One challenge that the taxonomist faces comes in identifying what makes for the best buckets - or, put another way, how to define categories so that three objectives are met: you have the fewest number of category terms necessary to define a given category, the categories overlap as little as possible (preferably not at all, a condition known as orthogonality) and that you have as few items as possible in the bucket labeled "other". If this sounds like a mathematical problem it is and is one of the reasons why machine learning techniques are beginning to be used as an integral part of semantics.
Machine Learning is something of a catch-all term for a number of different but related mathematical techniques pulled from data science. Classification, in general, is fuzzy, especially in the realms of perception, biology, psychology and similar fields. Biologists face this problem all the time, for instance, when dealing with species. Distinguishing a dog from a cat is easy. Distinguishing a dog from a wolf or a coyote is considerably harder. Indeed, in the Northeast United States and Canada, there have been a number of families of animals found in the wild that genetically have feral dog, wolf and coyote in them, despite the fact that each of these is often treated as distinct species.
With the increasing use of genomics to determine biological categorization, the decisions increasingly come around to the use of clustering often in a higher dimensional space. If that sounds scary, well, it is. However, a good way of thinking about such clusters is that related species are likely to share a number of genes in common (where "number" here can be well into the millions). These traits, though, exist within a sparse matrix. This means that while there may be a large number of potential configurations of genes, in practice, only a few of those configurations actually have something in them. This kind of statistical analysis makes it possible to ascertain these clusters, and from there to then determine the "dimensions" that make up the broader categories.
What this hints at is that machine learning, and the kind of data analysis that machine learning draws on for recommendation engines is becoming yet another tool in both the ontologist and taxonomist's toolbox. This doesn't mean that ML will replace semantics (or vice versa) but it does mean that organizations that depend only upon machine learning are missing out the potential to use the fruits of that to better organize their information space.
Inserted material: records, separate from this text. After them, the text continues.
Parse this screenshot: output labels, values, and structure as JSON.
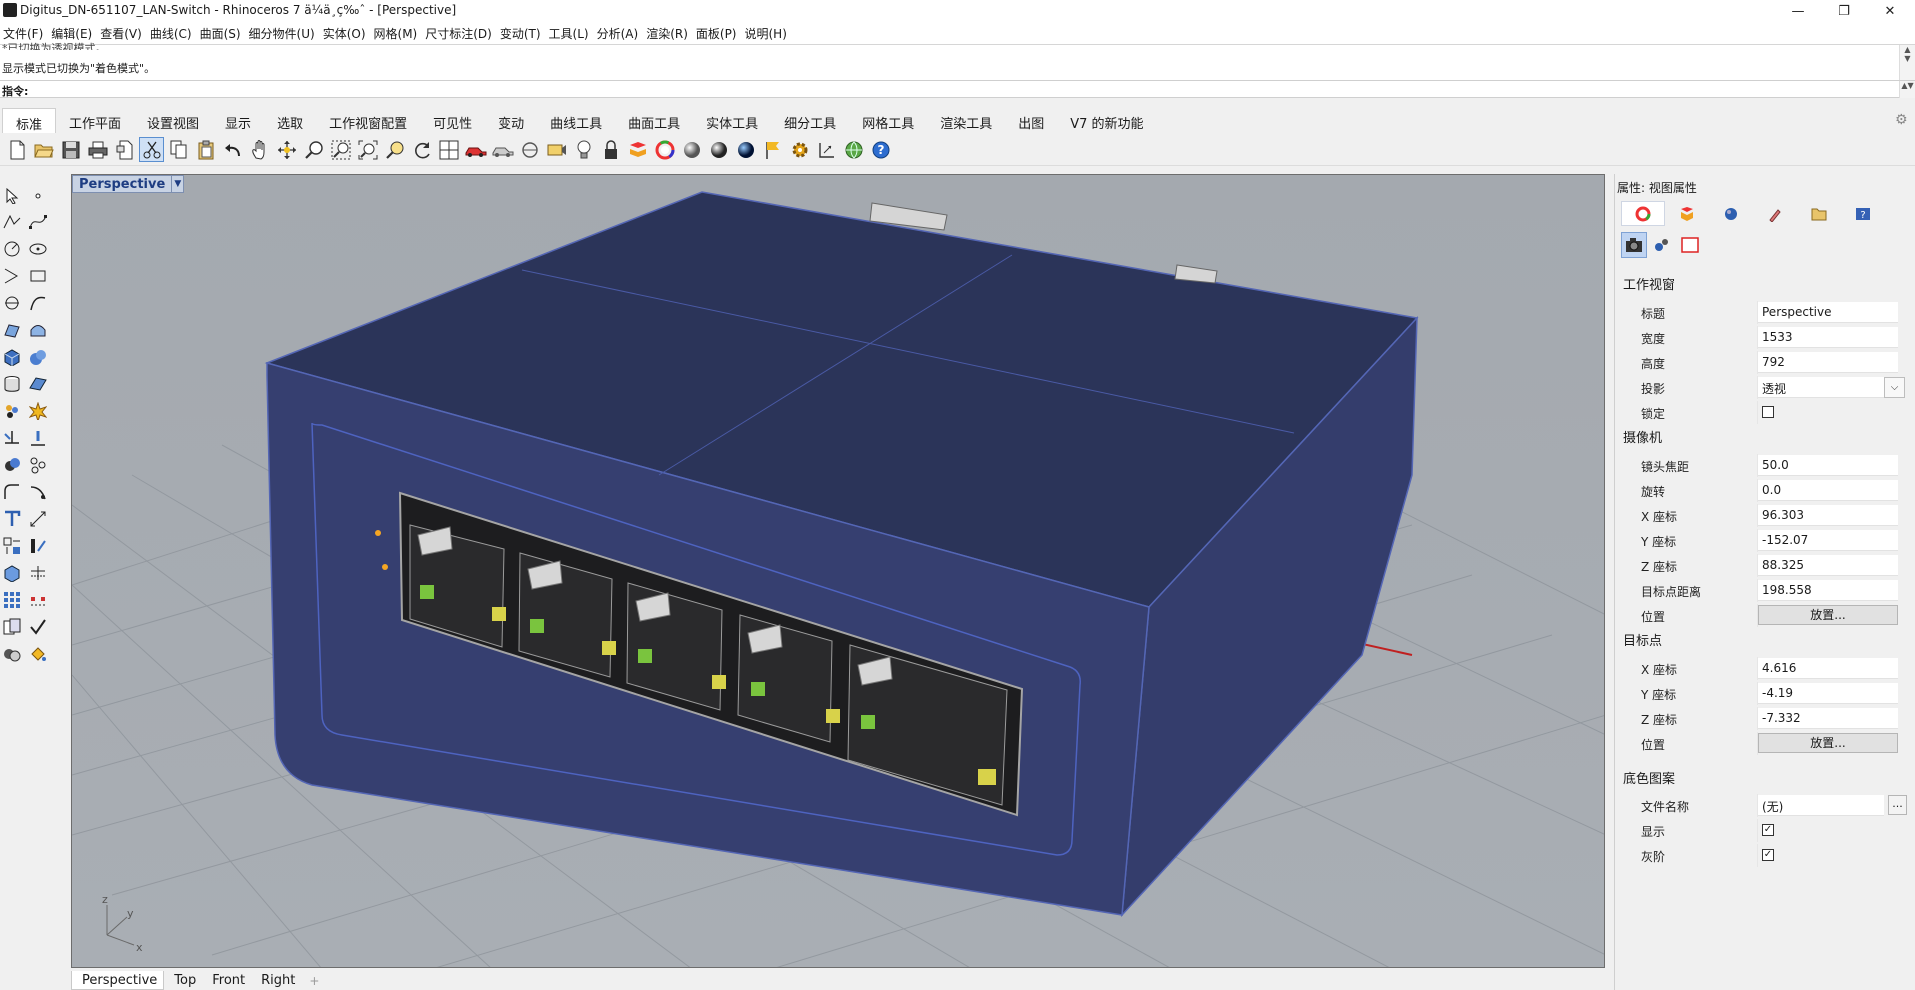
{
  "window": {
    "title": "Digitus_DN-651107_LAN-Switch - Rhinoceros 7 ä¼ä¸ç‰ˆ - [Perspective]",
    "minimize": "—",
    "maximize": "❐",
    "close": "✕"
  },
  "menu": [
    "文件(F)",
    "编辑(E)",
    "查看(V)",
    "曲线(C)",
    "曲面(S)",
    "细分物件(U)",
    "实体(O)",
    "网格(M)",
    "尺寸标注(D)",
    "变动(T)",
    "工具(L)",
    "分析(A)",
    "渲染(R)",
    "面板(P)",
    "说明(H)"
  ],
  "command": {
    "history_partial": "*已切换为透视模式。",
    "history_last": "显示模式已切换为\"着色模式\"。",
    "prompt_label": "指令:",
    "input_value": ""
  },
  "tabs": [
    "标准",
    "工作平面",
    "设置视图",
    "显示",
    "选取",
    "工作视窗配置",
    "可见性",
    "变动",
    "曲线工具",
    "曲面工具",
    "实体工具",
    "细分工具",
    "网格工具",
    "渲染工具",
    "出图",
    "V7 的新功能"
  ],
  "active_tab": "标准",
  "toolbar_icons": [
    "new-file-icon",
    "open-folder-icon",
    "save-icon",
    "print-icon",
    "import-icon",
    "cut-icon",
    "copy-icon",
    "paste-icon",
    "undo-icon",
    "pan-hand-icon",
    "move-view-icon",
    "zoom-icon",
    "zoom-window-icon",
    "zoom-extents-icon",
    "zoom-selected-icon",
    "rotate-view-icon",
    "four-viewports-icon",
    "car-icon",
    "shaded-car-icon",
    "camera-icon",
    "named-view-icon",
    "light-bulb-icon",
    "lock-icon",
    "layer-icon",
    "color-wheel-icon",
    "material-sphere-icon",
    "render-sphere-icon",
    "blue-sphere-icon",
    "flag-icon",
    "gear-settings-icon",
    "dimension-icon",
    "globe-icon",
    "help-icon"
  ],
  "viewport": {
    "label": "Perspective",
    "axis_labels": {
      "z": "z",
      "y": "y",
      "x": "x"
    }
  },
  "viewport_tabs": [
    "Perspective",
    "Top",
    "Front",
    "Right"
  ],
  "viewport_add": "+",
  "active_viewport_tab": "Perspective",
  "panel": {
    "title": "属性: 视图属性",
    "section_viewport": "工作视窗",
    "section_camera": "摄像机",
    "section_target": "目标点",
    "section_wallpaper": "底色图案",
    "rows": {
      "title": {
        "label": "标题",
        "value": "Perspective"
      },
      "width": {
        "label": "宽度",
        "value": "1533"
      },
      "height": {
        "label": "高度",
        "value": "792"
      },
      "projection": {
        "label": "投影",
        "value": "透视"
      },
      "locked": {
        "label": "锁定",
        "checked": false
      },
      "lens": {
        "label": "镜头焦距",
        "value": "50.0"
      },
      "rotation": {
        "label": "旋转",
        "value": "0.0"
      },
      "cam_x": {
        "label": "X 座标",
        "value": "96.303"
      },
      "cam_y": {
        "label": "Y 座标",
        "value": "-152.07"
      },
      "cam_z": {
        "label": "Z 座标",
        "value": "88.325"
      },
      "target_distance": {
        "label": "目标点距离",
        "value": "198.558"
      },
      "cam_position": {
        "label": "位置",
        "button": "放置..."
      },
      "tgt_x": {
        "label": "X 座标",
        "value": "4.616"
      },
      "tgt_y": {
        "label": "Y 座标",
        "value": "-4.19"
      },
      "tgt_z": {
        "label": "Z 座标",
        "value": "-7.332"
      },
      "tgt_position": {
        "label": "位置",
        "button": "放置..."
      },
      "filename": {
        "label": "文件名称",
        "value": "(无)",
        "button": "..."
      },
      "show": {
        "label": "显示",
        "checked": true
      },
      "grayscale": {
        "label": "灰阶",
        "checked": true
      }
    }
  },
  "check_mark": "✓"
}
Over time, the distinctions between machine learning and semantics should end up disappearing - they are both simply tools for managing the metadata associated with the data that flows through every organization and domain.
Kurt Cagle is Managing Editor for Cognitive World, and is a contributing writer for Forbes, focusing on future technologies, science, enterprise data management, and technology ethics. He also runs his own consulting company, Semantical LLC, specializing on Smart Data, and is the author off more than twenty books on web technologies, search and data. He lives in Issaquah, WA with his wife, Cognitive World Editor Anne Cagle, daughters and cat (Bright Eyes).